> **Required work**
Report how many lines in the data include "desc", with the number as the only reply.

*** Opening of Data under study ***

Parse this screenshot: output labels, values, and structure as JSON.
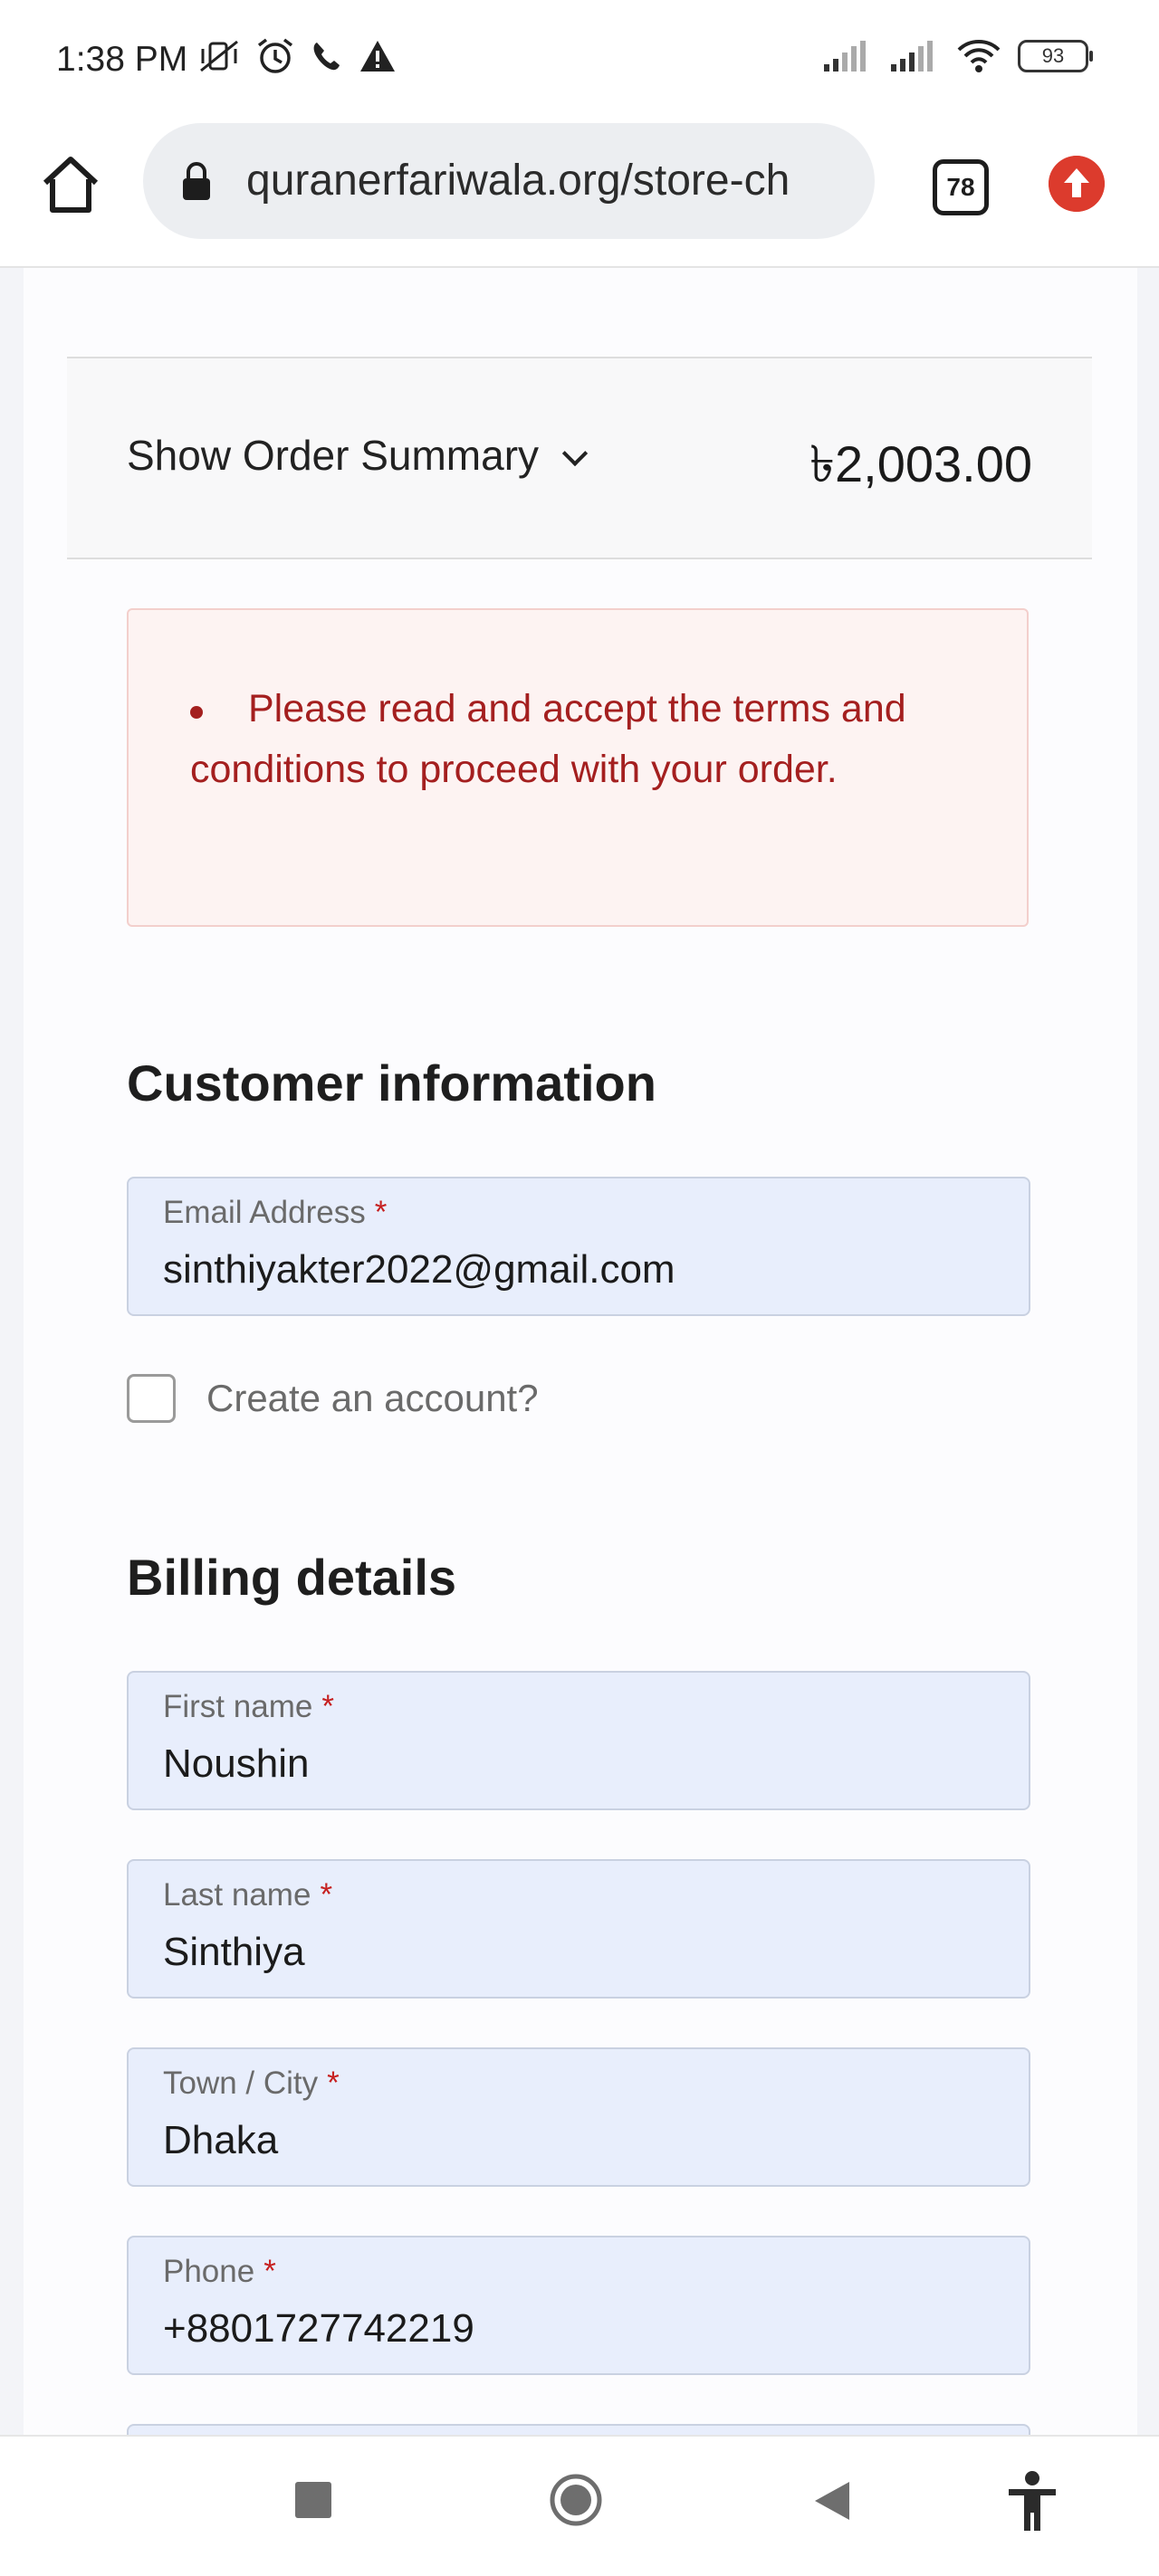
{
  "status_bar": {
    "time": "1:38 PM",
    "battery": "93"
  },
  "browser": {
    "url": "quranerfariwala.org/store-ch",
    "tab_count": "78"
  },
  "order_summary": {
    "toggle_label": "Show Order Summary",
    "total": "৳2,003.00"
  },
  "notice": {
    "message": "Please read and accept the terms and conditions to proceed with your order."
  },
  "customer_info": {
    "heading": "Customer information",
    "email_label": "Email Address",
    "email_value": "sinthiyakter2022@gmail.com",
    "create_account_label": "Create an account?"
  },
  "billing": {
    "heading": "Billing details",
    "fields": [
      {
        "label": "First name",
        "value": "Noushin"
      },
      {
        "label": "Last name",
        "value": "Sinthiya"
      },
      {
        "label": "Town / City",
        "value": "Dhaka"
      },
      {
        "label": "Phone",
        "value": "+8801727742219"
      }
    ]
  },
  "required_marker": "*",
  "colors": {
    "error_text": "#a41f1f",
    "notice_bg": "#fdf3f2",
    "field_bg": "#e8eefc",
    "update_badge": "#dc3b2d"
  },
  "icons": {
    "home": "home-icon",
    "lock": "lock-icon",
    "tabs": "tabs-icon",
    "update": "update-arrow-icon",
    "nav_recent": "square-icon",
    "nav_home": "circle-icon",
    "nav_back": "triangle-back-icon",
    "accessibility": "accessibility-icon"
  }
}
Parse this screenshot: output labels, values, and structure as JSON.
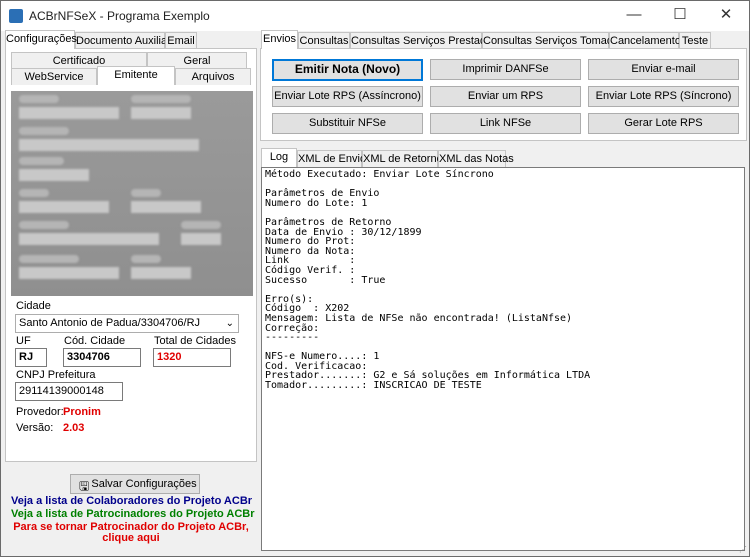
{
  "window": {
    "title": "ACBrNFSeX - Programa Exemplo",
    "minimize": "—",
    "maximize": "☐",
    "close": "✕"
  },
  "left_tabs": [
    "Configurações",
    "Documento Auxiliar",
    "Email"
  ],
  "sub_tabs_row1": [
    "Certificado",
    "Geral"
  ],
  "sub_tabs_row2": [
    "WebService",
    "Emitente",
    "Arquivos"
  ],
  "emitente": {
    "cidade_label": "Cidade",
    "cidade_value": "Santo Antonio de Padua/3304706/RJ",
    "uf_label": "UF",
    "uf_value": "RJ",
    "cod_cidade_label": "Cód. Cidade",
    "cod_cidade_value": "3304706",
    "total_label": "Total de Cidades",
    "total_value": "1320",
    "cnpj_label": "CNPJ Prefeitura",
    "cnpj_value": "29114139000148",
    "provedor_label": "Provedor:",
    "provedor_value": "Pronim",
    "versao_label": "Versão:",
    "versao_value": "2.03"
  },
  "save_button": "Salvar Configurações",
  "links": {
    "colaboradores": "Veja a lista de Colaboradores do Projeto ACBr",
    "patrocinadores": "Veja a lista de Patrocinadores do Projeto ACBr",
    "patrocinar_1": "Para se tornar Patrocinador do Projeto ACBr,",
    "patrocinar_2": "clique aqui"
  },
  "right_tabs": [
    "Envios",
    "Consultas",
    "Consultas Serviços Prestados",
    "Consultas Serviços Tomados",
    "Cancelamento",
    "Teste"
  ],
  "buttons": {
    "emitir": "Emitir Nota (Novo)",
    "imprimir": "Imprimir DANFSe",
    "email": "Enviar e-mail",
    "lote_async": "Enviar Lote RPS (Assíncrono)",
    "um_rps": "Enviar um RPS",
    "lote_sync": "Enviar Lote RPS (Síncrono)",
    "substituir": "Substituir NFSe",
    "link": "Link NFSe",
    "gerar": "Gerar Lote RPS"
  },
  "log_tabs": [
    "Log",
    "XML de Envio",
    "XML de Retorno",
    "XML das Notas"
  ],
  "log_text": "Método Executado: Enviar Lote Síncrono\n\nParâmetros de Envio\nNumero do Lote: 1\n\nParâmetros de Retorno\nData de Envio : 30/12/1899\nNumero do Prot:\nNumero da Nota:\nLink          :\nCódigo Verif. :\nSucesso       : True\n\nErro(s):\nCódigo  : X202\nMensagem: Lista de NFSe não encontrada! (ListaNfse)\nCorreção:\n---------\n\nNFS-e Numero....: 1\nCod. Verificacao:\nPrestador.......: G2 e Sá soluções em Informática LTDA\nTomador.........: INSCRICAO DE TESTE",
  "colors": {
    "accent": "#0078d7",
    "red": "#e00000",
    "blue_link": "#00008b",
    "green_link": "#008000"
  }
}
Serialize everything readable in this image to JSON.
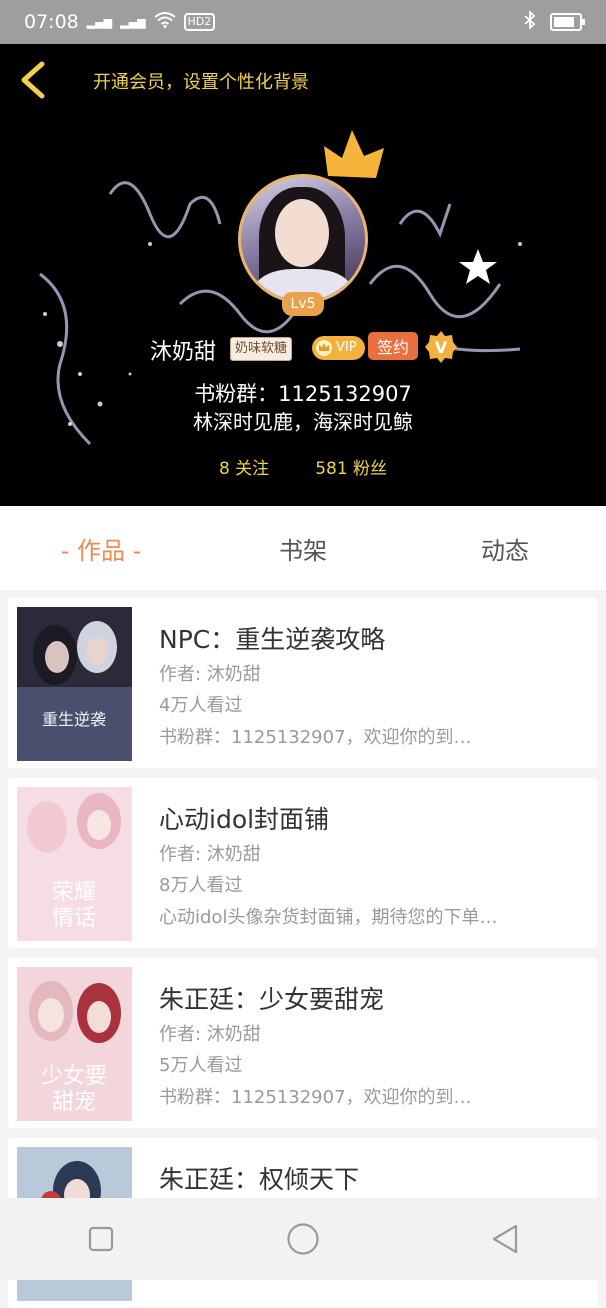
{
  "status_bar": {
    "time": "07:08",
    "network_1": "2G",
    "network_2": "4G",
    "hd_label": "HD2"
  },
  "header": {
    "background_link": "开通会员，设置个性化背景",
    "level": "Lv5",
    "username": "沐奶甜",
    "candy_tag": "奶味软糖",
    "vip_label": "VIP",
    "signed_label": "签约",
    "v_label": "V",
    "fan_group": "书粉群：1125132907",
    "motto": "林深时见鹿，海深时见鲸",
    "following": "8 关注",
    "followers": "581 粉丝",
    "colors": {
      "accent": "#f0d24a",
      "tab_active": "#f08a4e"
    }
  },
  "tabs": [
    {
      "label": "- 作品 -",
      "active": true
    },
    {
      "label": "书架",
      "active": false
    },
    {
      "label": "动态",
      "active": false
    }
  ],
  "books": [
    {
      "title": "NPC：重生逆袭攻略",
      "author": "作者: 沐奶甜",
      "views": "4万人看过",
      "desc": "书粉群：1125132907，欢迎你的到…"
    },
    {
      "title": "心动idol封面铺",
      "author": "作者: 沐奶甜",
      "views": "8万人看过",
      "desc": "心动idol头像杂货封面铺，期待您的下单…"
    },
    {
      "title": "朱正廷：少女要甜宠",
      "author": "作者: 沐奶甜",
      "views": "5万人看过",
      "desc": "书粉群：1125132907，欢迎你的到…"
    },
    {
      "title": "朱正廷：权倾天下",
      "author": "",
      "views": "",
      "desc": ""
    }
  ],
  "icons": {
    "back": "chevron-left-icon",
    "crown": "crown-icon",
    "nav_recent": "square-icon",
    "nav_home": "circle-icon",
    "nav_back": "triangle-back-icon"
  }
}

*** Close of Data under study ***

> **Answer to this task**
4